- [WHAT TO WORK ON]: For the word "Updated", find each line in the entries where it occurs and copy that line.

[[ DATA RECORDS open ]]

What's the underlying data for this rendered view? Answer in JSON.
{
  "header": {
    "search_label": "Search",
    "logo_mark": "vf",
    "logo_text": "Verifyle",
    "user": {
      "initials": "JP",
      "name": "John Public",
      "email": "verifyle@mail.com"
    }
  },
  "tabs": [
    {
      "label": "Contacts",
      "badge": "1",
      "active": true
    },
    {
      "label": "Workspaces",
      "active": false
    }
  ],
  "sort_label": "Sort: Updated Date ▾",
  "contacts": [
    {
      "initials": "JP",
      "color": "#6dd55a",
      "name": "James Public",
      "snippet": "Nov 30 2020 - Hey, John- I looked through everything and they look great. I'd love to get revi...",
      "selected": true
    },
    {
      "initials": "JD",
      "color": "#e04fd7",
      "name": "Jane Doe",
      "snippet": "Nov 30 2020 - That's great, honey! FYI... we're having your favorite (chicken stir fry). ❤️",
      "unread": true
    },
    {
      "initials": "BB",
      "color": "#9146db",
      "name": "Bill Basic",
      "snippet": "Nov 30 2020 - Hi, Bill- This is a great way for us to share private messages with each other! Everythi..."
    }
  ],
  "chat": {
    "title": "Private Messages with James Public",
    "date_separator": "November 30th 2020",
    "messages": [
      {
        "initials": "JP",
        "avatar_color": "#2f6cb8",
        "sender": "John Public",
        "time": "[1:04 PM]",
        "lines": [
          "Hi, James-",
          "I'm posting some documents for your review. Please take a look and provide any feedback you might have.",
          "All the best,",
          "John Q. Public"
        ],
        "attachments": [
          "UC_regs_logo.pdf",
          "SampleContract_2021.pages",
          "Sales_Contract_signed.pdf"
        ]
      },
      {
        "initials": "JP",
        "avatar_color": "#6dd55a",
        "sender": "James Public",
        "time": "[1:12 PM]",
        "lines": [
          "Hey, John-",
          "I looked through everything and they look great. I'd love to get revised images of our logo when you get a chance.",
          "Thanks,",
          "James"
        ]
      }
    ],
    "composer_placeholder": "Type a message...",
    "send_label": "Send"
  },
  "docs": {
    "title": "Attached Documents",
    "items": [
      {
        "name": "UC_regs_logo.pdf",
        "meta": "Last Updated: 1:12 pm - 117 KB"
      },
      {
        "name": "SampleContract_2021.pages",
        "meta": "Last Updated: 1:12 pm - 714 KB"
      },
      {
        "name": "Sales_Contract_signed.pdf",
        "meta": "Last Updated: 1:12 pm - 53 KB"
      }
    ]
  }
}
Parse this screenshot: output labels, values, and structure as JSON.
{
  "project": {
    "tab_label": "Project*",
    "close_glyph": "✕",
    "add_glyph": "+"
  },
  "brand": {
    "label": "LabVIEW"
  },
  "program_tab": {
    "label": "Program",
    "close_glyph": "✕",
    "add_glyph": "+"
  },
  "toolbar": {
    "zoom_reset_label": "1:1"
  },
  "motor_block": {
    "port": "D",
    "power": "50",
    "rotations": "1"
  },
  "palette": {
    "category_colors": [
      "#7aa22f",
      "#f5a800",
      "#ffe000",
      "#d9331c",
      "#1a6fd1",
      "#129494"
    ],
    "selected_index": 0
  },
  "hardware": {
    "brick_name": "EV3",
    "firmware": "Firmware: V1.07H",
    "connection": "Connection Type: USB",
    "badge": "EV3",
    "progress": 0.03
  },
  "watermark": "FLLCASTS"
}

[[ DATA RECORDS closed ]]

- [RESPONSE FOR THIS EXERCISE]:
  "sort_label": "Sort: Updated Date ▾",
        "meta": "Last Updated: 1:12 pm - 117 KB"
        "meta": "Last Updated: 1:12 pm - 714 KB"
        "meta": "Last Updated: 1:12 pm - 53 KB"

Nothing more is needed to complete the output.